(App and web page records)
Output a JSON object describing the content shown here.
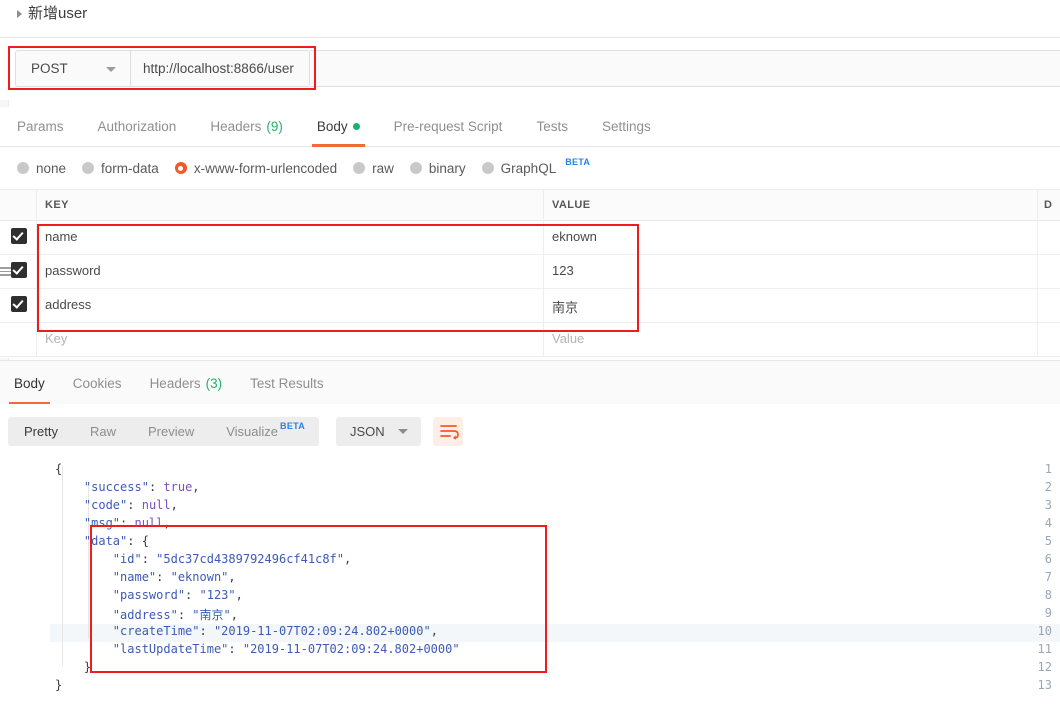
{
  "window": {
    "title": "新增user",
    "collapse_icon": "triangle-right-icon"
  },
  "request": {
    "method": "POST",
    "method_caret_icon": "chevron-down-icon",
    "url": "http://localhost:8866/user",
    "tabs": [
      {
        "label": "Params",
        "active": false,
        "count": null,
        "dot": false
      },
      {
        "label": "Authorization",
        "active": false,
        "count": null,
        "dot": false
      },
      {
        "label": "Headers",
        "active": false,
        "count": "(9)",
        "dot": false
      },
      {
        "label": "Body",
        "active": true,
        "count": null,
        "dot": true
      },
      {
        "label": "Pre-request Script",
        "active": false,
        "count": null,
        "dot": false
      },
      {
        "label": "Tests",
        "active": false,
        "count": null,
        "dot": false
      },
      {
        "label": "Settings",
        "active": false,
        "count": null,
        "dot": false
      }
    ],
    "body_types": [
      {
        "label": "none",
        "selected": false,
        "badge": null
      },
      {
        "label": "form-data",
        "selected": false,
        "badge": null
      },
      {
        "label": "x-www-form-urlencoded",
        "selected": true,
        "badge": null
      },
      {
        "label": "raw",
        "selected": false,
        "badge": null
      },
      {
        "label": "binary",
        "selected": false,
        "badge": null
      },
      {
        "label": "GraphQL",
        "selected": false,
        "badge": "BETA"
      }
    ]
  },
  "params_table": {
    "headers": {
      "key": "KEY",
      "value": "VALUE",
      "description": "D"
    },
    "rows": [
      {
        "checked": true,
        "key": "name",
        "value": "eknown",
        "drag": false
      },
      {
        "checked": true,
        "key": "password",
        "value": "123",
        "drag": true
      },
      {
        "checked": true,
        "key": "address",
        "value": "南京",
        "drag": false
      }
    ],
    "placeholder_row": {
      "key": "Key",
      "value": "Value"
    }
  },
  "response": {
    "tabs": [
      {
        "label": "Body",
        "active": true,
        "count": null
      },
      {
        "label": "Cookies",
        "active": false,
        "count": null
      },
      {
        "label": "Headers",
        "active": false,
        "count": "(3)"
      },
      {
        "label": "Test Results",
        "active": false,
        "count": null
      }
    ],
    "view_modes": [
      {
        "label": "Pretty",
        "active": true,
        "badge": null
      },
      {
        "label": "Raw",
        "active": false,
        "badge": null
      },
      {
        "label": "Preview",
        "active": false,
        "badge": null
      },
      {
        "label": "Visualize",
        "active": false,
        "badge": "BETA"
      }
    ],
    "format": "JSON",
    "format_caret_icon": "chevron-down-icon",
    "wrap_icon": "wrap-text-icon",
    "code_lines": [
      {
        "n": "1",
        "text": "{"
      },
      {
        "n": "2",
        "text": "    \"success\": true,"
      },
      {
        "n": "3",
        "text": "    \"code\": null,"
      },
      {
        "n": "4",
        "text": "    \"msg\": null,"
      },
      {
        "n": "5",
        "text": "    \"data\": {"
      },
      {
        "n": "6",
        "text": "        \"id\": \"5dc37cd4389792496cf41c8f\","
      },
      {
        "n": "7",
        "text": "        \"name\": \"eknown\","
      },
      {
        "n": "8",
        "text": "        \"password\": \"123\","
      },
      {
        "n": "9",
        "text": "        \"address\": \"南京\","
      },
      {
        "n": "10",
        "text": "        \"createTime\": \"2019-11-07T02:09:24.802+0000\","
      },
      {
        "n": "11",
        "text": "        \"lastUpdateTime\": \"2019-11-07T02:09:24.802+0000\""
      },
      {
        "n": "12",
        "text": "    }"
      },
      {
        "n": "13",
        "text": "}"
      }
    ]
  },
  "annotations": {
    "color": "#ee1c1c",
    "boxes": [
      "url-bar-highlight",
      "params-table-highlight",
      "json-data-highlight"
    ]
  },
  "colors": {
    "accent": "#ef6c37",
    "radio_selected": "#f05a28",
    "count_green": "#28b16d",
    "beta_blue": "#2f7fe0",
    "annotation_red": "#ee1c1c"
  }
}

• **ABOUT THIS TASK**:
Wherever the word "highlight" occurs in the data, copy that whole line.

• **YOUR SOLUTION**:
      "url-bar-highlight",
      "params-table-highlight",
      "json-data-highlight"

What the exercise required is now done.